Beat Saber is an honest-to-goodness VR masterpiece that recently became one of the first VR games in the world to have sold over 1 million copies.
The core mechanic; chopping virtual blocks with virtual swords to a pumping soundtrack is as simple as it is brilliant and if I’m demoing VR to a newcomer, Beat Saber is always top of the pile. This is mainly due to how incredible it feels to play but also because it’s just so easy to get to grips with. And I mean, come on, a game that lets you wield lightsabers like some kind of badass, drum ‘n’ bass Jedi? How could that not be the height of awesomeness?
Obviously the phenomenal success of Beat Saber was bound to spawn imitators sooner or later, so who better to try its hand at some VR rhythm action than Harmonix, the company behind Guitar Hero, Rockband and Dance Central.
Audica has been in Early Access on Steam for about two weeks now so I decided to swap my sabers for lasers for this week’s episode of Ian’s VR Corner and take this new VR rhythm shooter for a spin. You can watch me play through 4 different music tracks across a variety of difficulty levels in the video below, so if you want to see what the game looks like in action, click that play button now!

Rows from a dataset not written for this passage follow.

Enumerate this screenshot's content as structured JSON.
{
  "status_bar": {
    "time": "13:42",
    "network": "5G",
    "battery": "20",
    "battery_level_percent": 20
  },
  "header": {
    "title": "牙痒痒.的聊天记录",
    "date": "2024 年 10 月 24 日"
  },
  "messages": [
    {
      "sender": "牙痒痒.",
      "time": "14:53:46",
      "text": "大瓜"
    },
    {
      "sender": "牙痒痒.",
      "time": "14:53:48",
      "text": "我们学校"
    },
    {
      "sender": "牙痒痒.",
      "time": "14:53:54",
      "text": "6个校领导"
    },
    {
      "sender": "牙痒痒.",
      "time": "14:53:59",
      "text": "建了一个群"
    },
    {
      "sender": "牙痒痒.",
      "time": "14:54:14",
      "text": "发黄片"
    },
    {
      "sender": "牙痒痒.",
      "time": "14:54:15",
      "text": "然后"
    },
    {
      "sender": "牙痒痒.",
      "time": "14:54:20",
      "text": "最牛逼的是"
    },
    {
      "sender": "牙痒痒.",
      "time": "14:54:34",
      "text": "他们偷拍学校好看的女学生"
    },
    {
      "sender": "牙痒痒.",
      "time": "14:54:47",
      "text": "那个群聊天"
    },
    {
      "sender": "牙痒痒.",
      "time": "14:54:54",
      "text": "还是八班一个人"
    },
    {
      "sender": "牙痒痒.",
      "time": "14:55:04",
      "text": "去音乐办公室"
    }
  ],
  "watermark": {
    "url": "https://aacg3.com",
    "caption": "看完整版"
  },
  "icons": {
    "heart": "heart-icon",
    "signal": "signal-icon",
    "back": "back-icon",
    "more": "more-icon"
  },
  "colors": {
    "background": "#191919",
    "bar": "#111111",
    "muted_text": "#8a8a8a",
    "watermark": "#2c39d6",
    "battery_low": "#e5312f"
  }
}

So I think the biggest question people will want answering here is, “Is Audica better than Beat Saber?” There’s a simple answer to that question and that answer is, no. No it is not. But with a bit of work there’s a good chance that it could rival it.
The reason Audica plays second fiddle to Beat Saber at the moment is due to ease of use. Being good at Beat Saber is instinctive, it taps into something primal, which in this case is the act of hitting something with a stick. The blocks advance towards you from the centre of your vision and you can use this to pre-plan your attacks, much in the same way as a driver of a car would watch the road a couple of cars ahead, anticipating any hazards that might arise.
Audica, on the other hand, launches its targets at you from your peripheral vision, meaning it’s much harder to keep track of the action. You stand or sit in a stationary position, much like in Beat Saber, but in Audica you’re located in the center of a dome, rather than at the end of a virtual highway. From here, targets swoop in from the left and the right with only the briefest of warnings and unless you’ve played each track multiple times and committed the patterns to memory, things can quickly become overwhelming and frustrating.
Now, I’m not saying Beat Saber is easy, it’s incredibly challenging on some of the higher difficulties, but its learning curve is much more fair when compared to that of Audica.
To be a successful Audica player you’re going to need to work at it, you’ll need to learn what each special target does and you’re going to need to practice on lower level tracks before you go anywhere near some of the harder difficulties. On the flip side of the coin, having fun with Beat Saber can seem almost effortless and perhaps this, coupled with my extended playtime with that game, has given me unrealistic expectations.
At the moment, I’d urge caution for those planning on purchasing Audica, especially if they’re a fan of Beat Saber, as they’ll be going in with lofty expectations that currently won’t be met. It’s clear that Harmonix is listening to feedback from the community though, it released a big update addressing some of the bigger concerns after only a week of the game being on sale and that gives me confidence that the gameplay will evolve over time.
As it stands after two weeks in Early Access, Audica is missing that little bit of magic that makes Beat Saber such a joy to play. There are glimpses of it here and there, especially when you successfully hit a Chain Target or two, but it won’t be a game that I use to demo VR to beginners with until Harmonix can find a way to make the game feel a little more intuitive.
If you enjoyed this episode of Ian’s VR Corner, you can catch up with my previous adventures over on YouTube in our VR playlist.